What to do: Could you output each record below exactly as it stands and leave the pictures out?

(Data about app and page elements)
┌──

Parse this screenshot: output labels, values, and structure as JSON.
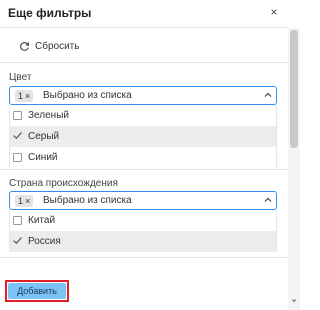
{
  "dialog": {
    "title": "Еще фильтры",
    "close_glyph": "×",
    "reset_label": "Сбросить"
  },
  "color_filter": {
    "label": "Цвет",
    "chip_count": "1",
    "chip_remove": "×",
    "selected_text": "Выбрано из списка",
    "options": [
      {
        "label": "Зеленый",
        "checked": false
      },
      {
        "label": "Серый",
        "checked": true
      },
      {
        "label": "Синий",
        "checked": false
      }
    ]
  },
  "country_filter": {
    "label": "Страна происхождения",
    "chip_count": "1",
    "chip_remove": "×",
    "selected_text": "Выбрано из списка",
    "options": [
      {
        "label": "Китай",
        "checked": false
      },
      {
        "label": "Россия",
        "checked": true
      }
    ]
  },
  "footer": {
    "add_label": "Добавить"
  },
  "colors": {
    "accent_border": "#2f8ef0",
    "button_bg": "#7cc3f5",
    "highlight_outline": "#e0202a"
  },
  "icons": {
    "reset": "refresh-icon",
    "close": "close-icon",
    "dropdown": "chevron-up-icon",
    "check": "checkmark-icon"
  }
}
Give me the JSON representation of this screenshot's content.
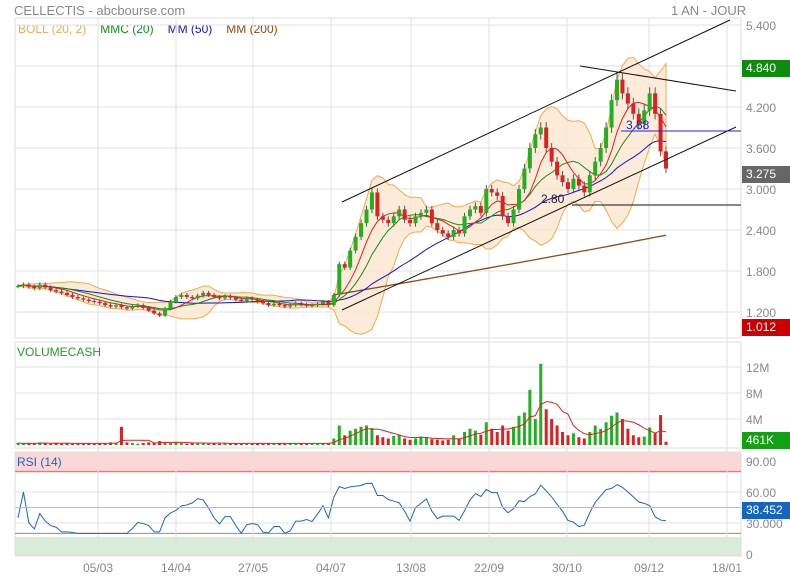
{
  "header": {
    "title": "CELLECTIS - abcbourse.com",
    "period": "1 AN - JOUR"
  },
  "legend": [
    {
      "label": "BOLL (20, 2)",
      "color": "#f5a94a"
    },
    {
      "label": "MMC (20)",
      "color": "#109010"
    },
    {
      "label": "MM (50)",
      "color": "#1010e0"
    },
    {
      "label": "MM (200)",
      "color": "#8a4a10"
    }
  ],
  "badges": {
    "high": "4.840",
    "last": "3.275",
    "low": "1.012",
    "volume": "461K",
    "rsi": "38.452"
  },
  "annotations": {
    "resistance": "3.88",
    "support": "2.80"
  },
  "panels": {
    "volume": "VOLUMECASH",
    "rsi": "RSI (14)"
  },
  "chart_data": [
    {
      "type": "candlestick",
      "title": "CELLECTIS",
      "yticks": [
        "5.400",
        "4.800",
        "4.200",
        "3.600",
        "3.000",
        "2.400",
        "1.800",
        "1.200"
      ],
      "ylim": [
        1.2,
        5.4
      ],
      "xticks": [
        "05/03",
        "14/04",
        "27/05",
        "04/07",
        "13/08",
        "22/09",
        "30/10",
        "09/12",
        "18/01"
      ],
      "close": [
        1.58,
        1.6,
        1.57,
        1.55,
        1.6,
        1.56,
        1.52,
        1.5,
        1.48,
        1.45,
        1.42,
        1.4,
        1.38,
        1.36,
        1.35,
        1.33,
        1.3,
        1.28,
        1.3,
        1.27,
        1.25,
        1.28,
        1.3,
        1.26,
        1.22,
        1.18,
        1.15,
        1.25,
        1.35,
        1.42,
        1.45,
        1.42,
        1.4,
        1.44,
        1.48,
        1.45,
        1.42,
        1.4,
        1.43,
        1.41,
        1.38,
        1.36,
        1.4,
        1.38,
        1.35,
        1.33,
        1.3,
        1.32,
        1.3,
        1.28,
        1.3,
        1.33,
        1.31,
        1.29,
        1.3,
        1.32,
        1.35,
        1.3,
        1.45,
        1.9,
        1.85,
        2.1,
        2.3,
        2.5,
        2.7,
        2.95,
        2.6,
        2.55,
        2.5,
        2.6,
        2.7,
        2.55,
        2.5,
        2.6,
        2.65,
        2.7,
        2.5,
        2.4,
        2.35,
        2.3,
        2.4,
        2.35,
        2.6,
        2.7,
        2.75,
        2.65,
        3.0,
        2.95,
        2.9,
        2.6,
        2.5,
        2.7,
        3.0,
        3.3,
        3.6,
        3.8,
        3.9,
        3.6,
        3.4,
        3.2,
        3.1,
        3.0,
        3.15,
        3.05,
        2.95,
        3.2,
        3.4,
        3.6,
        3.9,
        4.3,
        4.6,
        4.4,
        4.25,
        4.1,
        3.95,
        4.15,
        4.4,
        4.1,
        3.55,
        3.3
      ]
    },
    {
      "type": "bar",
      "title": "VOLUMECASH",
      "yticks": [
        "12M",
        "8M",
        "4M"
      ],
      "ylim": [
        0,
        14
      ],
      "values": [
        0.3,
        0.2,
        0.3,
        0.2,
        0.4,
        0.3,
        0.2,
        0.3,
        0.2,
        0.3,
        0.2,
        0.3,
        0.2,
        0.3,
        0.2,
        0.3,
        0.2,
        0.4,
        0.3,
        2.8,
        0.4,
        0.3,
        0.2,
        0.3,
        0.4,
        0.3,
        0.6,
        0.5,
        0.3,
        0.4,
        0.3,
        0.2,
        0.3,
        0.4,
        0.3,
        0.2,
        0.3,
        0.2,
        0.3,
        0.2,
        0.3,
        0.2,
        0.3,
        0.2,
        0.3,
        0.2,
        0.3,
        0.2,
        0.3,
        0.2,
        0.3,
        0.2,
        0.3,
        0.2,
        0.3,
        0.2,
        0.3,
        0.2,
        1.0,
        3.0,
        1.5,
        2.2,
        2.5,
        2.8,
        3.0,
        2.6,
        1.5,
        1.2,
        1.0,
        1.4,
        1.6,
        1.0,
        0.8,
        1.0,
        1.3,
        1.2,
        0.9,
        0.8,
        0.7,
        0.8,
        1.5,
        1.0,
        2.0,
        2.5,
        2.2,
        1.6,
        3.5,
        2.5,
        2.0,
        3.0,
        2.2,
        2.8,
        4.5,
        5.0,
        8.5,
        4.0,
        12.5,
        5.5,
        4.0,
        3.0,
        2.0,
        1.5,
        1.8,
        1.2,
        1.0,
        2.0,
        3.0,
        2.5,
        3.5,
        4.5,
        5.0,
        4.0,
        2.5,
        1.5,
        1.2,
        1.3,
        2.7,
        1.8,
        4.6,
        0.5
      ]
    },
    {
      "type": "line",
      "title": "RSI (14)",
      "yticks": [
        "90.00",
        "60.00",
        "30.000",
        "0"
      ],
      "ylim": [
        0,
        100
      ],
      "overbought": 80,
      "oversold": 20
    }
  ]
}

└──

Answer to this problem:
Parse this screenshot: output labels, values, and structure as JSON.
{
  "dialog": {
    "title": "Еще фильтры",
    "close_glyph": "×",
    "reset_label": "Сбросить"
  },
  "color_filter": {
    "label": "Цвет",
    "chip_count": "1",
    "chip_remove": "×",
    "selected_text": "Выбрано из списка",
    "options": [
      {
        "label": "Зеленый",
        "checked": false
      },
      {
        "label": "Серый",
        "checked": true
      },
      {
        "label": "Синий",
        "checked": false
      }
    ]
  },
  "country_filter": {
    "label": "Страна происхождения",
    "chip_count": "1",
    "chip_remove": "×",
    "selected_text": "Выбрано из списка",
    "options": [
      {
        "label": "Китай",
        "checked": false
      },
      {
        "label": "Россия",
        "checked": true
      }
    ]
  },
  "footer": {
    "add_label": "Добавить"
  },
  "colors": {
    "accent_border": "#2f8ef0",
    "button_bg": "#7cc3f5",
    "highlight_outline": "#e0202a"
  },
  "icons": {
    "reset": "refresh-icon",
    "close": "close-icon",
    "dropdown": "chevron-up-icon",
    "check": "checkmark-icon"
  }
}
Give me the JSON representation of this screenshot's content.
{
  "header": {
    "title": "CELLECTIS - abcbourse.com",
    "period": "1 AN - JOUR"
  },
  "legend": [
    {
      "label": "BOLL (20, 2)",
      "color": "#f5a94a"
    },
    {
      "label": "MMC (20)",
      "color": "#109010"
    },
    {
      "label": "MM (50)",
      "color": "#1010e0"
    },
    {
      "label": "MM (200)",
      "color": "#8a4a10"
    }
  ],
  "badges": {
    "high": "4.840",
    "last": "3.275",
    "low": "1.012",
    "volume": "461K",
    "rsi": "38.452"
  },
  "annotations": {
    "resistance": "3.88",
    "support": "2.80"
  },
  "panels": {
    "volume": "VOLUMECASH",
    "rsi": "RSI (14)"
  },
  "chart_data": [
    {
      "type": "candlestick",
      "title": "CELLECTIS",
      "yticks": [
        "5.400",
        "4.800",
        "4.200",
        "3.600",
        "3.000",
        "2.400",
        "1.800",
        "1.200"
      ],
      "ylim": [
        1.2,
        5.4
      ],
      "xticks": [
        "05/03",
        "14/04",
        "27/05",
        "04/07",
        "13/08",
        "22/09",
        "30/10",
        "09/12",
        "18/01"
      ],
      "close": [
        1.58,
        1.6,
        1.57,
        1.55,
        1.6,
        1.56,
        1.52,
        1.5,
        1.48,
        1.45,
        1.42,
        1.4,
        1.38,
        1.36,
        1.35,
        1.33,
        1.3,
        1.28,
        1.3,
        1.27,
        1.25,
        1.28,
        1.3,
        1.26,
        1.22,
        1.18,
        1.15,
        1.25,
        1.35,
        1.42,
        1.45,
        1.42,
        1.4,
        1.44,
        1.48,
        1.45,
        1.42,
        1.4,
        1.43,
        1.41,
        1.38,
        1.36,
        1.4,
        1.38,
        1.35,
        1.33,
        1.3,
        1.32,
        1.3,
        1.28,
        1.3,
        1.33,
        1.31,
        1.29,
        1.3,
        1.32,
        1.35,
        1.3,
        1.45,
        1.9,
        1.85,
        2.1,
        2.3,
        2.5,
        2.7,
        2.95,
        2.6,
        2.55,
        2.5,
        2.6,
        2.7,
        2.55,
        2.5,
        2.6,
        2.65,
        2.7,
        2.5,
        2.4,
        2.35,
        2.3,
        2.4,
        2.35,
        2.6,
        2.7,
        2.75,
        2.65,
        3.0,
        2.95,
        2.9,
        2.6,
        2.5,
        2.7,
        3.0,
        3.3,
        3.6,
        3.8,
        3.9,
        3.6,
        3.4,
        3.2,
        3.1,
        3.0,
        3.15,
        3.05,
        2.95,
        3.2,
        3.4,
        3.6,
        3.9,
        4.3,
        4.6,
        4.4,
        4.25,
        4.1,
        3.95,
        4.15,
        4.4,
        4.1,
        3.55,
        3.3
      ]
    },
    {
      "type": "bar",
      "title": "VOLUMECASH",
      "yticks": [
        "12M",
        "8M",
        "4M"
      ],
      "ylim": [
        0,
        14
      ],
      "values": [
        0.3,
        0.2,
        0.3,
        0.2,
        0.4,
        0.3,
        0.2,
        0.3,
        0.2,
        0.3,
        0.2,
        0.3,
        0.2,
        0.3,
        0.2,
        0.3,
        0.2,
        0.4,
        0.3,
        2.8,
        0.4,
        0.3,
        0.2,
        0.3,
        0.4,
        0.3,
        0.6,
        0.5,
        0.3,
        0.4,
        0.3,
        0.2,
        0.3,
        0.4,
        0.3,
        0.2,
        0.3,
        0.2,
        0.3,
        0.2,
        0.3,
        0.2,
        0.3,
        0.2,
        0.3,
        0.2,
        0.3,
        0.2,
        0.3,
        0.2,
        0.3,
        0.2,
        0.3,
        0.2,
        0.3,
        0.2,
        0.3,
        0.2,
        1.0,
        3.0,
        1.5,
        2.2,
        2.5,
        2.8,
        3.0,
        2.6,
        1.5,
        1.2,
        1.0,
        1.4,
        1.6,
        1.0,
        0.8,
        1.0,
        1.3,
        1.2,
        0.9,
        0.8,
        0.7,
        0.8,
        1.5,
        1.0,
        2.0,
        2.5,
        2.2,
        1.6,
        3.5,
        2.5,
        2.0,
        3.0,
        2.2,
        2.8,
        4.5,
        5.0,
        8.5,
        4.0,
        12.5,
        5.5,
        4.0,
        3.0,
        2.0,
        1.5,
        1.8,
        1.2,
        1.0,
        2.0,
        3.0,
        2.5,
        3.5,
        4.5,
        5.0,
        4.0,
        2.5,
        1.5,
        1.2,
        1.3,
        2.7,
        1.8,
        4.6,
        0.5
      ]
    },
    {
      "type": "line",
      "title": "RSI (14)",
      "yticks": [
        "90.00",
        "60.00",
        "30.000",
        "0"
      ],
      "ylim": [
        0,
        100
      ],
      "overbought": 80,
      "oversold": 20
    }
  ]
}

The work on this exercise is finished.